┏━━

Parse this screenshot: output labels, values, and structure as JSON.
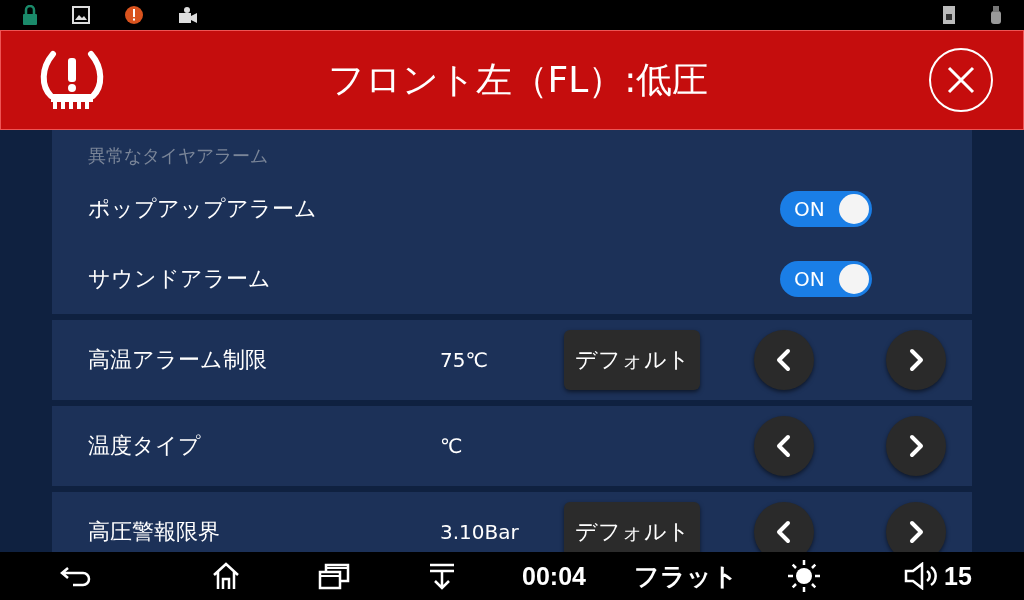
{
  "alert": {
    "title": "フロント左（FL）:低圧"
  },
  "section": {
    "title": "異常なタイヤアラーム",
    "toggles": [
      {
        "label": "ポップアップアラーム",
        "text": "ON",
        "on": true
      },
      {
        "label": "サウンドアラーム",
        "text": "ON",
        "on": true
      }
    ]
  },
  "settings": [
    {
      "label": "高温アラーム制限",
      "value": "75℃",
      "default_button": "デフォルト"
    },
    {
      "label": "温度タイプ",
      "value": "℃"
    },
    {
      "label": "高圧警報限界",
      "value": "3.10Bar",
      "default_button": "デフォルト"
    }
  ],
  "nav_bar": {
    "time": "00:04",
    "eq": "フラット",
    "volume": "15"
  }
}
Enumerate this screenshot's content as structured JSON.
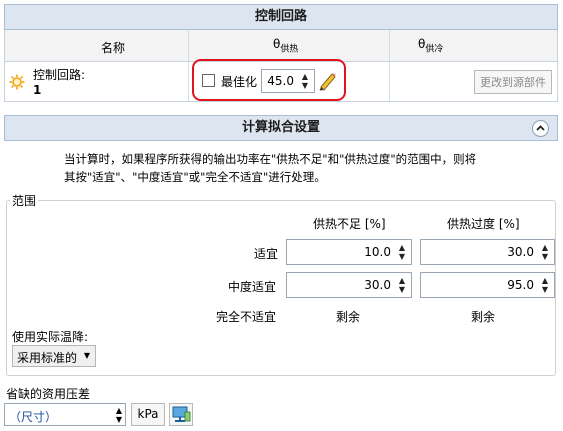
{
  "control_panel": {
    "title": "控制回路",
    "col_name": "名称",
    "col_heat": "θ",
    "col_heat_sub": "供热",
    "col_cool": "θ",
    "col_cool_sub": "供冷",
    "row": {
      "name_line1": "控制回路:",
      "name_line2": "1",
      "optimize_label": "最佳化",
      "optimize_checked": false,
      "heat_value": "45.0",
      "update_button": "更改到源部件"
    }
  },
  "fit_panel": {
    "title": "计算拟合设置",
    "desc_line1": "当计算时，如果程序所获得的输出功率在\"供热不足\"和\"供热过度\"的范围中，则将",
    "desc_line2": "其按\"适宜\"、\"中度适宜\"或\"完全不适宜\"进行处理。",
    "range_group": "范围",
    "col_under": "供热不足 [%]",
    "col_over": "供热过度 [%]",
    "rows": [
      {
        "label": "适宜",
        "under": "10.0",
        "over": "30.0"
      },
      {
        "label": "中度适宜",
        "under": "30.0",
        "over": "95.0"
      }
    ],
    "unsuitable_label": "完全不适宜",
    "remainder_under": "剩余",
    "remainder_over": "剩余",
    "temp_drop_label": "使用实际温降:",
    "temp_drop_value": "采用标准的"
  },
  "pressure": {
    "label": "省缺的资用压差",
    "value": "（尺寸）",
    "unit": "kPa"
  },
  "colors": {
    "header_bg": "#dde6f0",
    "highlight": "#e0141c",
    "sun": "#f2a20c"
  }
}
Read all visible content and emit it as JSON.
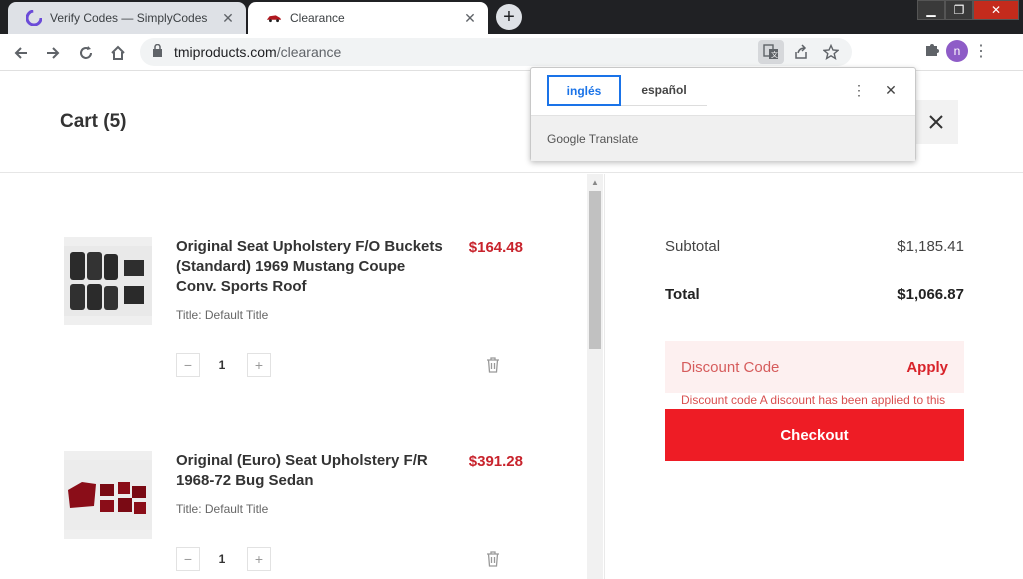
{
  "browser": {
    "tabs": [
      {
        "title": "Verify Codes — SimplyCodes",
        "icon": "simplycodes-icon",
        "active": false
      },
      {
        "title": "Clearance",
        "icon": "car-favicon",
        "active": true
      }
    ],
    "url_domain": "tmiproducts.com",
    "url_path": "/clearance",
    "profile_initial": "n"
  },
  "translate": {
    "source_language": "inglés",
    "target_language": "español",
    "brand": "Google",
    "product": "Translate"
  },
  "cart": {
    "title": "Cart (5)",
    "items": [
      {
        "name": "Original Seat Upholstery F/O Buckets (Standard) 1969 Mustang Coupe Conv. Sports Roof",
        "price": "$164.48",
        "variant": "Title: Default Title",
        "quantity": "1",
        "image": "black-seat-upholstery"
      },
      {
        "name": "Original (Euro) Seat Upholstery F/R 1968-72 Bug Sedan",
        "price": "$391.28",
        "variant": "Title: Default Title",
        "quantity": "1",
        "image": "red-seat-upholstery"
      }
    ]
  },
  "summary": {
    "subtotal_label": "Subtotal",
    "subtotal_value": "$1,185.41",
    "total_label": "Total",
    "total_value": "$1,066.87",
    "discount_placeholder": "Discount Code",
    "apply_label": "Apply",
    "discount_message": "Discount code A discount has been applied to this order. You can't add another discount.",
    "checkout_label": "Checkout"
  },
  "colors": {
    "accent_red": "#ee1c25",
    "price_red": "#c8232c",
    "translate_blue": "#1a73e8"
  }
}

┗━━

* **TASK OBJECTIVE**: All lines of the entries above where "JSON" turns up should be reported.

* **SOLUTION FOR THIS TASK**:
Parse this screenshot: output labels, values, and structure as JSON.
Enumerate this screenshot's content as structured JSON.
Read all visible content and emit it as JSON.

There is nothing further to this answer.